Hurricane Beryl, a catastrophic Category 5 storm at the time of this report, is barreling towards Jamaica after leaving a trail of destruction across several Caribbean islands. The hurricane, which has already claimed at least 2 lives, is expected to bring life-threatening winds and storm surge to Jamaica on Wednesday before potentially impacting the Cayman Islands on Thursday.

Beryl’s rapid intensification has shattered records, making it the earliest Category 5 hurricane in the Atlantic and only the second such powerful storm recorded in July. Climate experts attribute this unprecedented strength to abnormally warm ocean temperatures driven by climate change.

The storm’s devastating passage through Grenada on Monday left the island in ruins, with nearly all residents losing power and phone service. Prime Minister Dickon Mitchell reported that the island of Carriacou was “flattened” in just half an hour.

Neighboring St. Vincent and the Grenadines also suffered extensive damage, with Prime Minister Ralph Gonsalves describing a path of “immense destruction, pain, and suffering.” Reports indicate that about 90% of homes on Union Island are damaged or destroyed, while hundreds more buildings, including schools and churches, sustained severe damage across St. Vincent.

Storm surge reached the islands of Saint Lucia and Barbados as well, leaving coastal communities under water. The fishing industry in these islands have suffered a significant blow with several vessels damages and sunk due to storm surge. 

As Beryl approaches Jamaica, authorities have issued a hurricane warning for the island.

Residents are bracing for hurricane-force winds, storm surge of up to 5 feet above normal tide levels, and rainfall totals of 4 to 8 inches, with isolated areas potentially receiving up to 12 inches.

The southern coasts of Haiti and the Dominican Republic are under tropical storm warnings, with conditions expected to deteriorate starting Tuesday. Storm surge and heavy rainfall are also anticipated in these areas.
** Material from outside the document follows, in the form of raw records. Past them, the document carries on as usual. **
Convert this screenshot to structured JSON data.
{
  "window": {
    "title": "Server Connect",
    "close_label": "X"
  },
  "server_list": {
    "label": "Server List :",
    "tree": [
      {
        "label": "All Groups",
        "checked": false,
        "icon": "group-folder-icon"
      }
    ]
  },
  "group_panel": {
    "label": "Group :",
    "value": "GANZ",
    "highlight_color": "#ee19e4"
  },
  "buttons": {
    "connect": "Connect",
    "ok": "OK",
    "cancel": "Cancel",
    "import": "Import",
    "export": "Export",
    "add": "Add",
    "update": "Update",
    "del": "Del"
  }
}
As Hurricane Beryl continues its path through the Caribbean, meteorologists and climate scientists point to its unprecedented strength as a troubling indicator of the impact of climate change on tropical cyclones. The storm’s ability to rapidly intensify so early in the hurricane season has raised concerns about the potential for more frequent and severe storms in the future.